■ REQUIREMENT
Say how many of the lines below contain the word "activity"; nothing else belongs in the answer.

###

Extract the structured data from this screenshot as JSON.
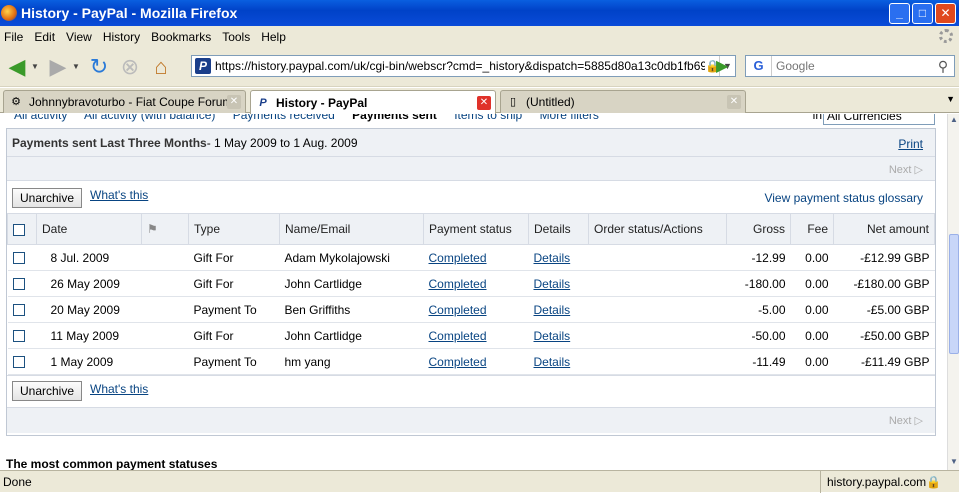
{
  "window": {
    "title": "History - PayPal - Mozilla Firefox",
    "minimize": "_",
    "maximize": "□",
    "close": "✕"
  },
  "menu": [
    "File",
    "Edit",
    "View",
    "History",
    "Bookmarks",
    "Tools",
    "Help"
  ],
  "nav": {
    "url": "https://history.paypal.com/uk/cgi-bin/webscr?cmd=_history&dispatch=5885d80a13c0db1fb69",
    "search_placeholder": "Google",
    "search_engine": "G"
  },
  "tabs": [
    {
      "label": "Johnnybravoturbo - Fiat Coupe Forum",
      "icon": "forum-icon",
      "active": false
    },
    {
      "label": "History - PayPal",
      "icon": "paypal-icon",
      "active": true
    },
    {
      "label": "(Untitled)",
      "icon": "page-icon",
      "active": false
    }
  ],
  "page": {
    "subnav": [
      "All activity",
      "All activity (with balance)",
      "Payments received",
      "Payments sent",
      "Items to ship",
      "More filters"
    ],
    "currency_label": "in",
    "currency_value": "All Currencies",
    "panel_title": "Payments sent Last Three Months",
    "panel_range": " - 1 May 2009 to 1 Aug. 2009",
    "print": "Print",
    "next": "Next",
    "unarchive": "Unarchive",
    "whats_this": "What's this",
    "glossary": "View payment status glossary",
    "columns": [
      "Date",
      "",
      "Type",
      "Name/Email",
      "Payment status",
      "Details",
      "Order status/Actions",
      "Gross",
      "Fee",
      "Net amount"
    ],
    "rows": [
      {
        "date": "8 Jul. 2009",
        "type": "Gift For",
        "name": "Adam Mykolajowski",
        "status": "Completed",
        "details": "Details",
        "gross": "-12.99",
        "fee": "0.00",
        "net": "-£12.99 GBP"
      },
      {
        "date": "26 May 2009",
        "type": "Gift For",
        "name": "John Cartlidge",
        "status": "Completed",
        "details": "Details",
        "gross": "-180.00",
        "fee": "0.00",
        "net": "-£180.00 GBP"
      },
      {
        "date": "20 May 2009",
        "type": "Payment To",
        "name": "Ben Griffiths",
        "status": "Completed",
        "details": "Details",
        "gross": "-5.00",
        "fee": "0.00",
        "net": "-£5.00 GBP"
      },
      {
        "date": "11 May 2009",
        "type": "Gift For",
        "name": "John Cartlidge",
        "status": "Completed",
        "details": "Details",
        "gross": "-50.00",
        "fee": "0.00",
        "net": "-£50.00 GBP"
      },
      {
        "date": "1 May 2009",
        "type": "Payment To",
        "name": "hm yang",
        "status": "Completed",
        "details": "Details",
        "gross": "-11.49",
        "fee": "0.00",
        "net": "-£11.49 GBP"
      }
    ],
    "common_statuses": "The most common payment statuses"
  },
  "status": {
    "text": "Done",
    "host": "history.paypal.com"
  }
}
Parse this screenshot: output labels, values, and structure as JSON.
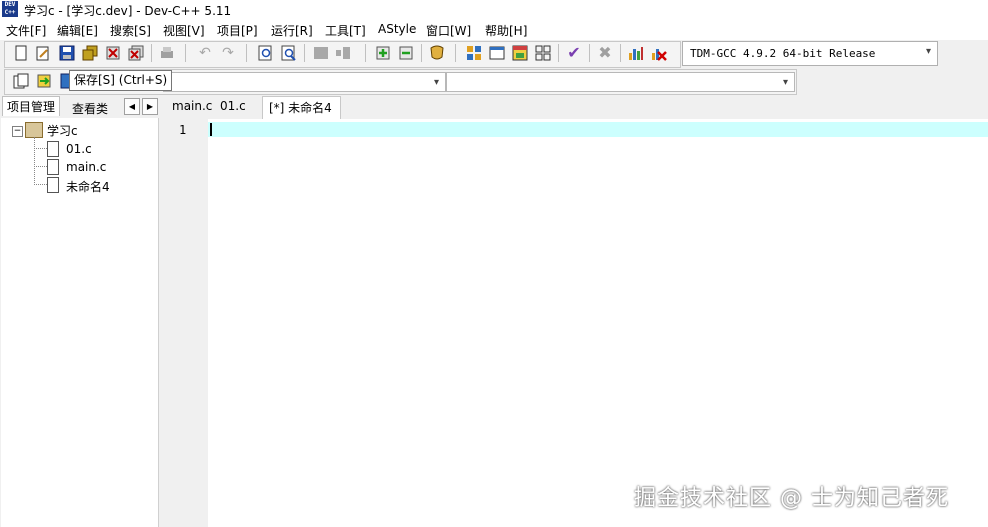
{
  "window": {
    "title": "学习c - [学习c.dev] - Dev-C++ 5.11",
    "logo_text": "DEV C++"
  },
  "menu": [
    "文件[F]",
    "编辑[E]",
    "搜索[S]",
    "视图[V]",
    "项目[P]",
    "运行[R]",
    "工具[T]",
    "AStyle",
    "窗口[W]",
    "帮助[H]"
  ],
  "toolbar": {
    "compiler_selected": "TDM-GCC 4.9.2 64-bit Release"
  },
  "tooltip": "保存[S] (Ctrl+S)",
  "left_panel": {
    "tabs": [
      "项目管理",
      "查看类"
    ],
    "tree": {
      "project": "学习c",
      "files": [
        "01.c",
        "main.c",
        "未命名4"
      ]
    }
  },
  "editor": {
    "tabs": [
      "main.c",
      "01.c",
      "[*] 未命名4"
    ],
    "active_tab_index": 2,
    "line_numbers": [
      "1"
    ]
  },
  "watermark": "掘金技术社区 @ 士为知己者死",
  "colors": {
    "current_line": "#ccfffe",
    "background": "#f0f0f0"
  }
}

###

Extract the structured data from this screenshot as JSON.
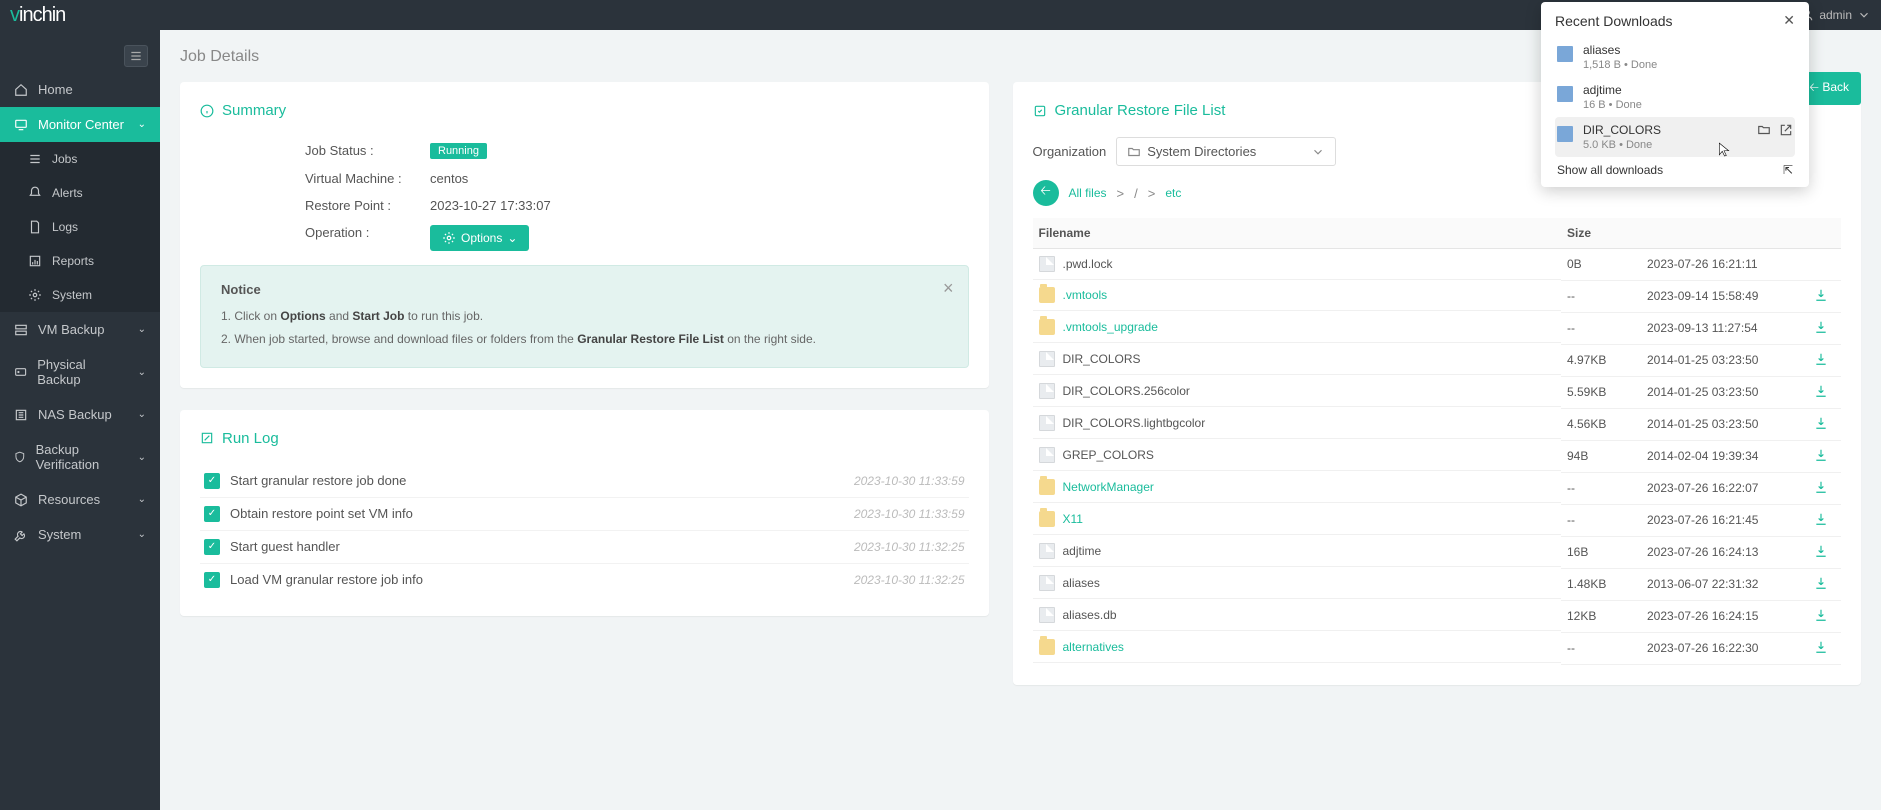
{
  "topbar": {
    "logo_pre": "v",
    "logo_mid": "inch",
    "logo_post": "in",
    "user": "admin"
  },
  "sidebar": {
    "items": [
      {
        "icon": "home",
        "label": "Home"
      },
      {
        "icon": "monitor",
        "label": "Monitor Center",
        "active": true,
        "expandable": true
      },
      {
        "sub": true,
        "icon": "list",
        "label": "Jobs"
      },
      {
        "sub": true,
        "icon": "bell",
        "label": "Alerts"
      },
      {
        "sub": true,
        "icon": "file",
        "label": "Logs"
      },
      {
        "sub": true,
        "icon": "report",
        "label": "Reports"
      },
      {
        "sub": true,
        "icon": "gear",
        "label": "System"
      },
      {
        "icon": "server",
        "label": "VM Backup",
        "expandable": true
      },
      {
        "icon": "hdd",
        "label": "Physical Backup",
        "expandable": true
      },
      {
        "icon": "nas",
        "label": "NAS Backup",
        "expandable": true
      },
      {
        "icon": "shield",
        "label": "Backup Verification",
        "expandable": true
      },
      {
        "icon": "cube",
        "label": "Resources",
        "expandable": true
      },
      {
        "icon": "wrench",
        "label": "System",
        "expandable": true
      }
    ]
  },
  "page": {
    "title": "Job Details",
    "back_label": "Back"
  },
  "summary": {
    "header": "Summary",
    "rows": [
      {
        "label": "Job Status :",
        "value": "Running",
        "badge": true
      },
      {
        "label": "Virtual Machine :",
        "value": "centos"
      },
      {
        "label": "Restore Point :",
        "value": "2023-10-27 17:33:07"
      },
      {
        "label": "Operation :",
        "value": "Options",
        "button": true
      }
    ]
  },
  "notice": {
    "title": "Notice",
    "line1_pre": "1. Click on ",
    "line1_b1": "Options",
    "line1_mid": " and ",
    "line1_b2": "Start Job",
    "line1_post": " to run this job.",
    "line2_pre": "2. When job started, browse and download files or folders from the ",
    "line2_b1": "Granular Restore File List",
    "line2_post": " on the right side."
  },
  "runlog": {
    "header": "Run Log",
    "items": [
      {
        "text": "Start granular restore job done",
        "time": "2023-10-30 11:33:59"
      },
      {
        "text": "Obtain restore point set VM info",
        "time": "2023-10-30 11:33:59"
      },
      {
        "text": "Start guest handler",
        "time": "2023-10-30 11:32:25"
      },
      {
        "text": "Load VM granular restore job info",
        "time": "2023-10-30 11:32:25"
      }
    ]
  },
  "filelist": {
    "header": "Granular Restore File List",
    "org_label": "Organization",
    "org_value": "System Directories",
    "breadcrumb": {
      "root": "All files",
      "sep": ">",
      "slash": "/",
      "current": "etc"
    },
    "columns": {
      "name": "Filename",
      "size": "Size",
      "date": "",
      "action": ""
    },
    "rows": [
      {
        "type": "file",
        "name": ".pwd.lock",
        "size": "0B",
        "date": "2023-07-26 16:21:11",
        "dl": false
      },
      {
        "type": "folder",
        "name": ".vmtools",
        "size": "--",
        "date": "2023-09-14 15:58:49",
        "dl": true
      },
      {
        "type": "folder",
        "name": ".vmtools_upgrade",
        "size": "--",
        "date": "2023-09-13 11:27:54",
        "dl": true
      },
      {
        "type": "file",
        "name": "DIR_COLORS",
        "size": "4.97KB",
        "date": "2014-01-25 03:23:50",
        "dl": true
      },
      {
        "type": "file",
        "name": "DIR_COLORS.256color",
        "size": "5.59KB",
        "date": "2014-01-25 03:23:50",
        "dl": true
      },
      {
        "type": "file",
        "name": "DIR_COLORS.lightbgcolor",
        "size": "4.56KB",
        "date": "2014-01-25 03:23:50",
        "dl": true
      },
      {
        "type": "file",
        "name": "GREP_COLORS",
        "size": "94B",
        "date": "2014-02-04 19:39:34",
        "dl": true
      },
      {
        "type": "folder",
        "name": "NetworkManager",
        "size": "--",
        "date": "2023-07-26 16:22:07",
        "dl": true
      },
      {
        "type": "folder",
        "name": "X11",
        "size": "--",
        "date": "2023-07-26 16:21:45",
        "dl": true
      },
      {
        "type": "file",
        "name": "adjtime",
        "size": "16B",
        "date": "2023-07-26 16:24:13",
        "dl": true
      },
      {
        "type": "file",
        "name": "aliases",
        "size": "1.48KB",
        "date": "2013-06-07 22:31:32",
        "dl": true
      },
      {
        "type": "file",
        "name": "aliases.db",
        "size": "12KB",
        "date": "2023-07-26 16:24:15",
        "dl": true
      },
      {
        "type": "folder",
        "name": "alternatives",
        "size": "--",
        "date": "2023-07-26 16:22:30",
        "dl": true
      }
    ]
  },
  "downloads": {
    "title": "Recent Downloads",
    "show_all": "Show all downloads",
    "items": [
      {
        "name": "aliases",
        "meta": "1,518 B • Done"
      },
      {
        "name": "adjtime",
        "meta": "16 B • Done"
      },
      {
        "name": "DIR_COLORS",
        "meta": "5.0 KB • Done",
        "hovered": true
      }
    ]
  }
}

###

■ ANSWER BOX
2